By Michael R. Moser / email@example.com
13th Judicial District Attorney General William "Bill" Gibson sat on the witness stand for four hours Tuesday trying to convince a panel of his peers that his license to practice law should be reinstated.
The two-day hearing held at Gibson's request in front of a three-member panel representing the Tennessee Board of Professional Responsibility (BPR) included about 16 hours of testimony — including 12 hours Tuesday that ended at 9 p.m. — with no indication on when, or what, the panel will recommend.
In fact, the panel, at the conclusion of the presentation of evidence from both sides, abruptly packed up their stuff and left without announcing when closing arguments would be heard, the deadline for filing written closing arguments, or when to expect a ruling.
Gibson's license suspension and the resulting ban from serving as chief prosecutor for the seven-county judicial district that includes Cumberland County came after ethics complaints were filed against him for a two-year letter correspondence with Christopher Adams.
Adams was identified as a prime suspect in the 2003 brutal murder of 79-year-old Lillian Kelley of Putnam County. Robbery was listed as a motive in the slaying during which the elderly woman was stabbed twice and her throat slit.
At issue was Gibson's conduct with Adams, which included the prosecutor offering legal counsel to the man his office was prosecuting without the knowledge of Adams' attorney and apparently behind the back of his own staff.
A series of 11 letters was exchanged over the course of two years and was made public after Cookeville attorney Phil Parsons was appointed to represent Adams in a post conviction relief petition. Adams showed the letters to Parsons, who in turn notified Criminal Court Judge Leon Burns of the correspondence.
Parsons then filed a complaint with the BPR followed by Burns' complaint with both stating they felt mandated by state law and a code of ethics to take the action.
Their complaints were then followed by a formal complaint filed by the Tennessee Attorney General's Conference and a separate complaint filed by Circuit Court Judge John Turnbull.
Turnbull's complaint was not on the Adams' letters, but was filed over Gibson's conduct in the Tina Marie Sweat case.
In 2002, Cookeville Police raided the residence Sweat shared with a boyfriend and discovered a working methamphetamine lab and the presence of two young children. When police entered the residence, Sweat allegedly tossed meth into the face of one of the officers.
She was charged with manufacturing methamphetamine, aggravated child abuse, aggravated assault, resisting arrest and possession of drug paraphernalia, according to a Cookeville Herald-Citizen story at the time.
She pleaded guilty to making meth.
Turnbull believes Gibson used their friendship to slide a motion to set aside Sweat's conviction without revealing his relationship with Sweat. The motion was improper in that it was outside the time frame that such motions can be filed.
Turnbull stated he trusted Gibson and Sweat's attorney, Bill Cameron, and signed the order without reading it thoroughly. Sweat's record was later expunged and no longer is on the books in Putnam County.
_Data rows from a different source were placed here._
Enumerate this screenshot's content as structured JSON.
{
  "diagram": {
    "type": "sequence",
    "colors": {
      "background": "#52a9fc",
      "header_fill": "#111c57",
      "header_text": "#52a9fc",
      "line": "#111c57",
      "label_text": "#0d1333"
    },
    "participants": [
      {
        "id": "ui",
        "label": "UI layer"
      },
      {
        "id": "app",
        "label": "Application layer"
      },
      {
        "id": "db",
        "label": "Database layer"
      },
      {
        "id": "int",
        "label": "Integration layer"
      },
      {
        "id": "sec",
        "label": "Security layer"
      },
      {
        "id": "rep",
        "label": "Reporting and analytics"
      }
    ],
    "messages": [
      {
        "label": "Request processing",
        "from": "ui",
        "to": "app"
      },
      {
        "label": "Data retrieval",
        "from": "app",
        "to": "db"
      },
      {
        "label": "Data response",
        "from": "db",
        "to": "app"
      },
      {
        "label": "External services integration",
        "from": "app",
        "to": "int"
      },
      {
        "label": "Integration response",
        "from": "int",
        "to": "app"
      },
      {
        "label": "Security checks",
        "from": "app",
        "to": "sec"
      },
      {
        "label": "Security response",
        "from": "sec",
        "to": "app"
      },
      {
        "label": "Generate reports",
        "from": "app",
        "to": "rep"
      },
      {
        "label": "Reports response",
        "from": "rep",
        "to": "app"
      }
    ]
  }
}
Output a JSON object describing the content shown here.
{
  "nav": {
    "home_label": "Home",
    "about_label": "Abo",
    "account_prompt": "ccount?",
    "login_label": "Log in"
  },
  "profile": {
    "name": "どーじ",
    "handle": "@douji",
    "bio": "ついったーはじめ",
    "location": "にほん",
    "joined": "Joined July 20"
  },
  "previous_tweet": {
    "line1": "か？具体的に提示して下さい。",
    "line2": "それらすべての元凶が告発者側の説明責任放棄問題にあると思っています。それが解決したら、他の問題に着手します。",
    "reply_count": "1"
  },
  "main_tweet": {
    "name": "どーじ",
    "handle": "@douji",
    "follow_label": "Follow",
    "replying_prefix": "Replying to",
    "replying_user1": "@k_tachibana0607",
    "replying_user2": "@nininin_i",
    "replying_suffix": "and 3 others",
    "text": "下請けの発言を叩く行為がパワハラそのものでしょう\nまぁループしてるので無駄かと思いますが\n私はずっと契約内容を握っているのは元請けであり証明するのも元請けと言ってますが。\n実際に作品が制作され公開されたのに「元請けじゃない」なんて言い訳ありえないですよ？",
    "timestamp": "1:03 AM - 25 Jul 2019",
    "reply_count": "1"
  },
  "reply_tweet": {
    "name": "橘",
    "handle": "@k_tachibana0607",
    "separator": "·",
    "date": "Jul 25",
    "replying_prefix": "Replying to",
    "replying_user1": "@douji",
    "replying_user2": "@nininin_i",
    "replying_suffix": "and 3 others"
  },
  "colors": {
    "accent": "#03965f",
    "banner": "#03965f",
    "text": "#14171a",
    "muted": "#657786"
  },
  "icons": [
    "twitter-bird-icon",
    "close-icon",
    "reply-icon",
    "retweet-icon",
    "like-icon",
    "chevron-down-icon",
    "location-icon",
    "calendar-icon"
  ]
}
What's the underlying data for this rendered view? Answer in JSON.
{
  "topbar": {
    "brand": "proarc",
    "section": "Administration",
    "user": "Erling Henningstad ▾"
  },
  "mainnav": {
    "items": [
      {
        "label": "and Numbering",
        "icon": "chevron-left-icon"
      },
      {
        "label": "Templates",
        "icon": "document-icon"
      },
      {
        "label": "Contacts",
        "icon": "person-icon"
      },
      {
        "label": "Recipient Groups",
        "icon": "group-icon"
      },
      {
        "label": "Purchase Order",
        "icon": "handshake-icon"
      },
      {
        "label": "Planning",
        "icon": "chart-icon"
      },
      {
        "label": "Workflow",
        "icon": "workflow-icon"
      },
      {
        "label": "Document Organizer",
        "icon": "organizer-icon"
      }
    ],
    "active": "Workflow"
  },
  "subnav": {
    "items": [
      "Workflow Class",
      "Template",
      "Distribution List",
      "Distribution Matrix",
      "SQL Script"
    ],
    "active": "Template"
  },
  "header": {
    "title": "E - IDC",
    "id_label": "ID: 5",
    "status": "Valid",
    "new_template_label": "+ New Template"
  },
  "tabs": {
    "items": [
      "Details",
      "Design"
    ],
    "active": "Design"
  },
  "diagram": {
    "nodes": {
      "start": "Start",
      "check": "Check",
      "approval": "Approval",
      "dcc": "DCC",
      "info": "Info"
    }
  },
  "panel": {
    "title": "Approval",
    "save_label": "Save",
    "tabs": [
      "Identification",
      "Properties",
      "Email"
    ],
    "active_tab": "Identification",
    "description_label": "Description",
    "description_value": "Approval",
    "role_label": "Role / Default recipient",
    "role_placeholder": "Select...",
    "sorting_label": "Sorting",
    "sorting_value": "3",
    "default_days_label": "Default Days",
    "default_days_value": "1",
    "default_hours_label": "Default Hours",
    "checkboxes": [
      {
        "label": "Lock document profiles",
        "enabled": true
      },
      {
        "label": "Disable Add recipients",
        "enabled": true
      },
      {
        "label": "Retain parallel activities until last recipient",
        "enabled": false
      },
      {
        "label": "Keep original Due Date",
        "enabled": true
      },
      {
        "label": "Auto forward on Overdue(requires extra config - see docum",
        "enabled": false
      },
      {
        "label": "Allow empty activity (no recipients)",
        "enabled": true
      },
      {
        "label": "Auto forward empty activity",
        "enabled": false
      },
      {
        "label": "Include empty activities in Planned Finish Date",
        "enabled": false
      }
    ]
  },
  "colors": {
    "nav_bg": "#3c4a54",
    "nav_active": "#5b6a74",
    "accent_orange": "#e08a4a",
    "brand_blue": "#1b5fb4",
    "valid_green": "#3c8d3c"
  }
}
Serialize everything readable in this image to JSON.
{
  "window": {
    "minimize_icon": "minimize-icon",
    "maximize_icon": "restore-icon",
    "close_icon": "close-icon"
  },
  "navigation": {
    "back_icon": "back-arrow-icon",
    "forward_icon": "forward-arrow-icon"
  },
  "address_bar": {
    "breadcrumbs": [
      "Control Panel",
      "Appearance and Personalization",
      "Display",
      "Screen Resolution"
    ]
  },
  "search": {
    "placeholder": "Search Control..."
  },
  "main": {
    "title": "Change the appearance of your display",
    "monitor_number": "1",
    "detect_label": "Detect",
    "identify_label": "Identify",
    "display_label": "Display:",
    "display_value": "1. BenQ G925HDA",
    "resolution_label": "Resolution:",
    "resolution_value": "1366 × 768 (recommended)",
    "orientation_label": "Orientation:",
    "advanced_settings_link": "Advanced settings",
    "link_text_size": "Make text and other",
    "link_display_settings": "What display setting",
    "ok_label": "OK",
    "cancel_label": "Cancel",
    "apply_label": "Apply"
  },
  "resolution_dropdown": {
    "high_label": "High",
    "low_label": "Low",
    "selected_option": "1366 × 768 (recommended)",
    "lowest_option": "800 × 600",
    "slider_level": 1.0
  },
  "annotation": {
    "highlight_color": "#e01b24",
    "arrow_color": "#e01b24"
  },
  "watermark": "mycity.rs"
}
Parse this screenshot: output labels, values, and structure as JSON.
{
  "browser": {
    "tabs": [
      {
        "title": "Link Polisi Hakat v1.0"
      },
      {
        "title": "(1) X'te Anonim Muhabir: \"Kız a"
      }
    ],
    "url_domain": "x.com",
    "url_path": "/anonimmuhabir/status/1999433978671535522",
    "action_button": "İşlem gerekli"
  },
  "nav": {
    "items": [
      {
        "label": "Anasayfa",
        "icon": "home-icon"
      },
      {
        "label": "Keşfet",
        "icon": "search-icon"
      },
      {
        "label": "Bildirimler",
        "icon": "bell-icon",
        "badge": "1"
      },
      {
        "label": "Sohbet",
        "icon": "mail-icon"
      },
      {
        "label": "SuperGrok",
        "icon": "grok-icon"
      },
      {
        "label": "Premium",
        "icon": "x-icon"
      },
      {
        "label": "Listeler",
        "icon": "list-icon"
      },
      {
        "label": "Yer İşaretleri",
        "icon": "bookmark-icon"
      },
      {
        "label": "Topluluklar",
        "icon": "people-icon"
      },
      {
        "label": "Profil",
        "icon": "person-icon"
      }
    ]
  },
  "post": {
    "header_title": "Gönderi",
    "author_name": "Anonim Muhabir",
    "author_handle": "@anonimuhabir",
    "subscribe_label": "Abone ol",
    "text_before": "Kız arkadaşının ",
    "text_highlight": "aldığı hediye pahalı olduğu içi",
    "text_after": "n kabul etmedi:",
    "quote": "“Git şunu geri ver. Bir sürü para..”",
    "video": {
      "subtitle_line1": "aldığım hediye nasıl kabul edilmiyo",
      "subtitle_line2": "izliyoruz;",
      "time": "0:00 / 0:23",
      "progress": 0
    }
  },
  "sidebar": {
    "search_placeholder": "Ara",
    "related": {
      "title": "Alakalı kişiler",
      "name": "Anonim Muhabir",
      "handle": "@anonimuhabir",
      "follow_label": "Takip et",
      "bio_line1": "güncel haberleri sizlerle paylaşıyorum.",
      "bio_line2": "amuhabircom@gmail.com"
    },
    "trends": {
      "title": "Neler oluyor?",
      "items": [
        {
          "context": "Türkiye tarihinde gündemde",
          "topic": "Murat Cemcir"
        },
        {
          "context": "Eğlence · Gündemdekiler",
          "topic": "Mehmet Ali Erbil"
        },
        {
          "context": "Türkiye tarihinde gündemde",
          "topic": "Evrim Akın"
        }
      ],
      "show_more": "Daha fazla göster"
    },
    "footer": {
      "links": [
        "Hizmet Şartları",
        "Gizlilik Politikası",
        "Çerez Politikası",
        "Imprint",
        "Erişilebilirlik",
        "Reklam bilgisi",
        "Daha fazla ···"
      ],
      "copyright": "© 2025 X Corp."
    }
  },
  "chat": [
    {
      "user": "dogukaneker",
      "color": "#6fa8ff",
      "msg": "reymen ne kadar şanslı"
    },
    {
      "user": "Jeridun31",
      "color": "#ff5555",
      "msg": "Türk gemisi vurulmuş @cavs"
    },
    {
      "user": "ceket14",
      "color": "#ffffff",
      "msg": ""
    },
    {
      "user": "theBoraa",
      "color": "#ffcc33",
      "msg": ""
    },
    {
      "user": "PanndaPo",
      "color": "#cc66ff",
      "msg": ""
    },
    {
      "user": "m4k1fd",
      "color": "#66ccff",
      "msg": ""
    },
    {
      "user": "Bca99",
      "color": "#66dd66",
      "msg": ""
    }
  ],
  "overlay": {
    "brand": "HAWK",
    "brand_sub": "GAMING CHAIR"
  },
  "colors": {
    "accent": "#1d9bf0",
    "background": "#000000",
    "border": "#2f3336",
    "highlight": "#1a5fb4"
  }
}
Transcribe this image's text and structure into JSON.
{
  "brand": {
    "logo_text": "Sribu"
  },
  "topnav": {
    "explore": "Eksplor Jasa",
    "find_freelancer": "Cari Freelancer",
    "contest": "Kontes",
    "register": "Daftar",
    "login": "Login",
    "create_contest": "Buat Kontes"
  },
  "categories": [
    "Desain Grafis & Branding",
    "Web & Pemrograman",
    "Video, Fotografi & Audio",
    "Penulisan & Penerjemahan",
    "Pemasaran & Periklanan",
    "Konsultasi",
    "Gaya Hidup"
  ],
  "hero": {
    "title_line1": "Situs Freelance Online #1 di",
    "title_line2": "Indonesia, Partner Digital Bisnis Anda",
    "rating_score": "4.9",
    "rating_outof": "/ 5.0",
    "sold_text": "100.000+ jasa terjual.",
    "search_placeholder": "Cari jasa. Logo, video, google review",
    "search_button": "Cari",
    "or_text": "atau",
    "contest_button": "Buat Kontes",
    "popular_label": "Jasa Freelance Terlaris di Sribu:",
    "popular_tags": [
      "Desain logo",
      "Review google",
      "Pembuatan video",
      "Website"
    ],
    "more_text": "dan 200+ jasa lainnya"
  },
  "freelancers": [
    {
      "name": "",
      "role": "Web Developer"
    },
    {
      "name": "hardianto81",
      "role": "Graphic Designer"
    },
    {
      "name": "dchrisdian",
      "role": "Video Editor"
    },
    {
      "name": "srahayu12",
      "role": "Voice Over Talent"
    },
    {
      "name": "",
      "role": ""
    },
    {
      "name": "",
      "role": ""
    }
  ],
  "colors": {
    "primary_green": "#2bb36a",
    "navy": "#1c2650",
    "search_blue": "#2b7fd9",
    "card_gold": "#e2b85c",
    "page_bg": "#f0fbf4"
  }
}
Gibson countered that the date of the conviction was in the second paragraph of the order he asked Turnbull to sign, and that it was not his fault if the judge did not notice the date and realize the order he was signing was outside the jurisdiction.
Oddly, other than a reference in a May 2006 from Gibson to Adams, this case has nothing to do with the ethics complaints being heard this week. A hearing has not been held on Turnbull's complaint.
The panel's recommendation will be presented to the full BPR which will ratify and then pass its decision on to the Tennessee Supreme Court which will then issue a decision on the status of Gibson's license. It is unlikely the Supreme Court would act counter to what BPR decides.
Although the hearing was in a trial setting, that was about the only thing that resembled a legal hearing. Witnesses for both sides were given a free rein to talk about anything and everything relating to the embattled prosecutor.